In our Future of Care Report, we forecast that eventually automation, AI and robotics would help change social care for the better, reducing costs and raising outcomes. Of course, this a long-term trend which is likely to take years.
Health and social care, in particular the NHS, is oddly conservative when it comes to embracing change. In 2018, it transpired that 9 out of 10 hospitals were still reliant on fax machines, a technology most businesses – peculiarly, apart from football clubs – regarded as redundant many years ago. No wonder the government felt obliged to insert into the Care Act 2014 a requirement for health and social care to embrace digital technology.

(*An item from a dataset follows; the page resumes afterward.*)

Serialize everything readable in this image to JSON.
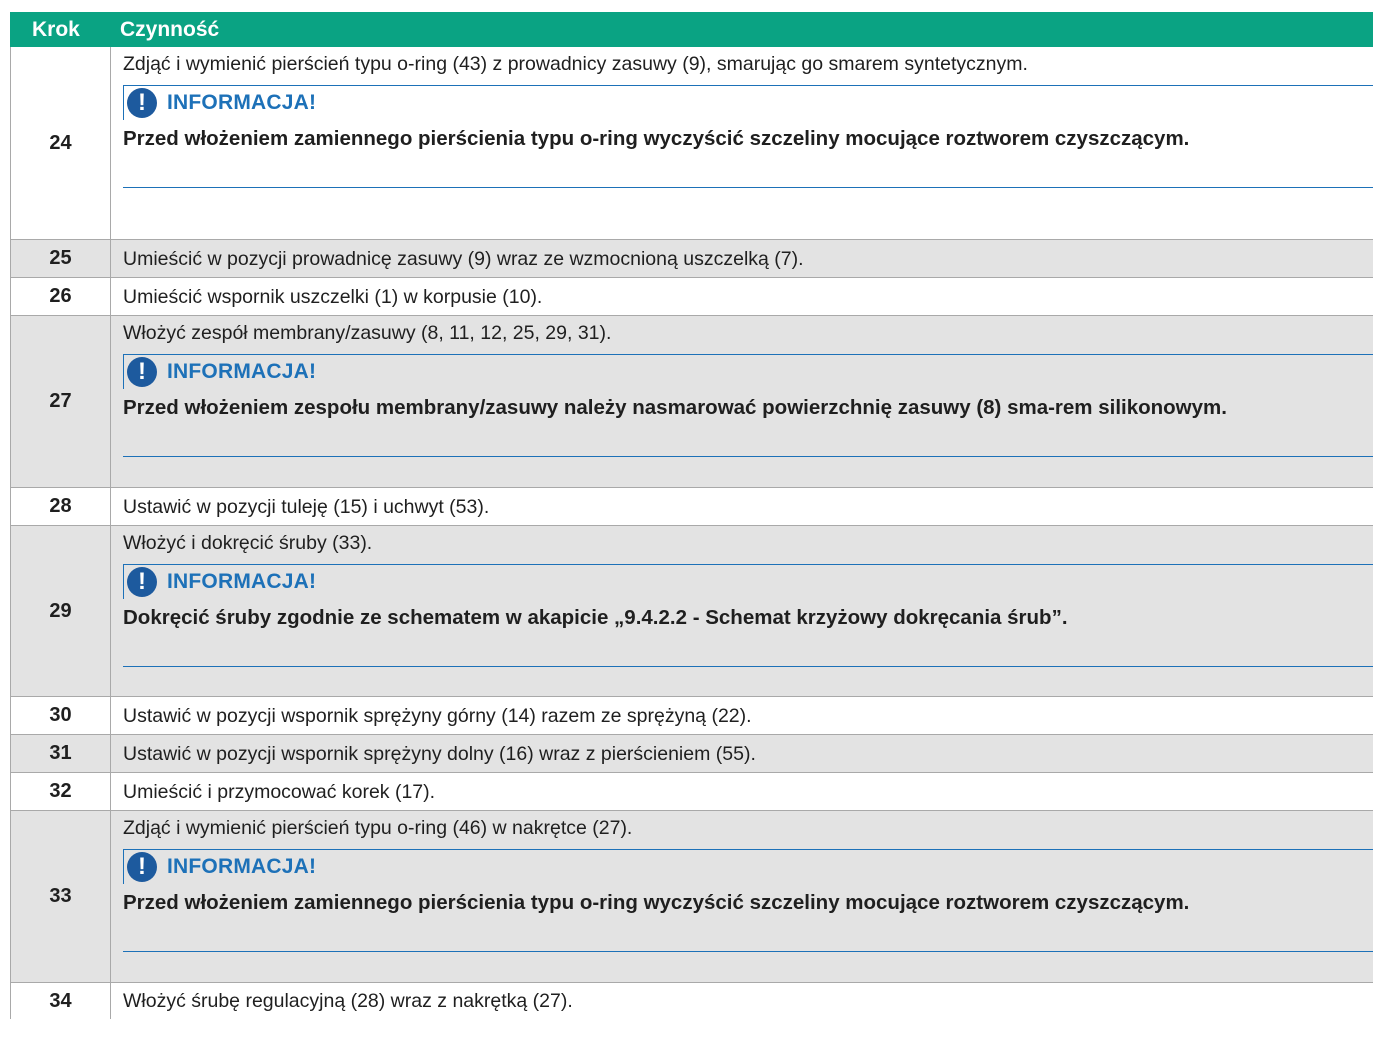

Anyone who therefore predicts an artificial intelligence or internet-of-things revolution in health and social care in 2019 is therefore not familiar with that fact, nor with the spending pressures within much of the sector. A number of reports have been circulating recently advocated dramatic technological change in the sector. Although these changes reduce costs and improve outcomes in the long-run, they require an initial capital outlay – whether funded from cash, borrowed funds or leased – that all but the biggest providers are simply not capable. Similarly, the introduction of voice recognition and smart home software into older people’s homes may have a very positive impact on their lives, but someone has to pay for it and show them how to use it.
This was, essentially, the conclusion of a 2016 report on IT in the social care sector compiled by the Local Government Association. In it, they made a range of suggestions and recommendations for introducing more technology into the sector to improve financial and care outcomes: remote working for carers, strategic data analysis, greater use of assistive technology, and online portals. The report also highlights some noteworthy examples from councils and other organisations across the country, but some are quite obviously stretching the point. Note, for instance, Rotherham Metropolitan Borough Council’s “holistic” digital strategy, that in reality appears to have little impact on social care. The report’s own conclusion states that “financial challenges experienced by the sector have been significant, with often limited resources available locally to implement many of the solutions highlighted within this paper”. It then quotes the statistic that only “32 per cent of councils strongly agreed that there were adequate resources for technology implementation and change management”.
Digital technology has the potential to have a huge impact on the social care sector, but for now, that impact will be limited to a handful of larger providers. The rest will have to settle for incremental change or their traditional methods.
Click here to read the first installment on our series on funding and the government’s green paper.